This observation began when a juvenile Red-tailed Hawk caught my eye. This young bird was distinctly colored, and much darker than the typical Red-tailed Hawk. Red-tailed Hawks with this unusual coloration are also known as Harlan’s Hawks. You don’t see one everyday, that is for sure.
I spotted the juvenile Harlan’s Hawk as he sat perched atop a telephone pole just outside of the old fish hatchery in the Lewisville Lake Environmental Learning Area (LLELA). As I watched, I was surprised to see a male Northern Harrier zoom by the young hawk in what at first appeared to be an aggressive maneuver.
The Red-tailed Hawk took to the air in response to the disturbance, and the Northern Harrier circled around to re-engage. I had no idea what to expect.

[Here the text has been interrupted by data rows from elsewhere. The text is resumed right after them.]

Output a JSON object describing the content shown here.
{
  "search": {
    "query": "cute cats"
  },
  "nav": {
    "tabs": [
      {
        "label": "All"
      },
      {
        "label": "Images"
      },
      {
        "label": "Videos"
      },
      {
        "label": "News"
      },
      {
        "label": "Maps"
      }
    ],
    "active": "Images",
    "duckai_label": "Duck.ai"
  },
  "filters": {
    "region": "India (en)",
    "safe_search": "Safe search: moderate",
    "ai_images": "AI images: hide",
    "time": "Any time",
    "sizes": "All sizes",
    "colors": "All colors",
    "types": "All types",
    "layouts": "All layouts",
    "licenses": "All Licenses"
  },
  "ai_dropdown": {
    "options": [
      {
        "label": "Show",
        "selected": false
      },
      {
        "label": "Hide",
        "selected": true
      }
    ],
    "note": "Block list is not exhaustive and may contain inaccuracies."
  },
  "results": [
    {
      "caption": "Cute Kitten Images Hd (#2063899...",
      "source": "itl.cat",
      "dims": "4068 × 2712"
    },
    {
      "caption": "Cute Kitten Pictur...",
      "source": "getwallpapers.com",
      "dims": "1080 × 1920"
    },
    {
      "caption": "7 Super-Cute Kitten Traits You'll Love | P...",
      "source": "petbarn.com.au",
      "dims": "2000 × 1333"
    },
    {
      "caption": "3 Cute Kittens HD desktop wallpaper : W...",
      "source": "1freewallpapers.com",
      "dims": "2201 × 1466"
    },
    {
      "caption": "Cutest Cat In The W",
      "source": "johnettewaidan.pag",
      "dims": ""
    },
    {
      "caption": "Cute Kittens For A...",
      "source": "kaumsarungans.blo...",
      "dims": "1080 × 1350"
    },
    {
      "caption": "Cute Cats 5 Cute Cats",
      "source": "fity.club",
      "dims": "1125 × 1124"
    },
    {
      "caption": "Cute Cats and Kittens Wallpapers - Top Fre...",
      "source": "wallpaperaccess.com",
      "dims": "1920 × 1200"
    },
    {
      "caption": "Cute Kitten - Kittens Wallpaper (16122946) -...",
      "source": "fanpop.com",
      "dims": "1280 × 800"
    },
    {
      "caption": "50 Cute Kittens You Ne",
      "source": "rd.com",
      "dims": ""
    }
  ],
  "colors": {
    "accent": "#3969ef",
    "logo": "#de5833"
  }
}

As the Harlan’s Hawk gained altitude, the Northern Harrier approached him from behind, calling out all the way. The pair formed up shortly afterwards and flew together for most of the way from the fish hatchery to the spillway. The engagement no longer seemed obviously contentious.
Once at the river, the two birds split up and went their separate ways. The Red-tailed Hawk headed down the river, and the Northern Harrier returned to the dam.
I’m still not sure how best to explain this behavior.
|Date||–||Nov 18, 2012|
|Time of Day||–||Noon|
|Type of Behavior||–||Interacting|
|Main Article||–||Northern Harrier||Observation Location|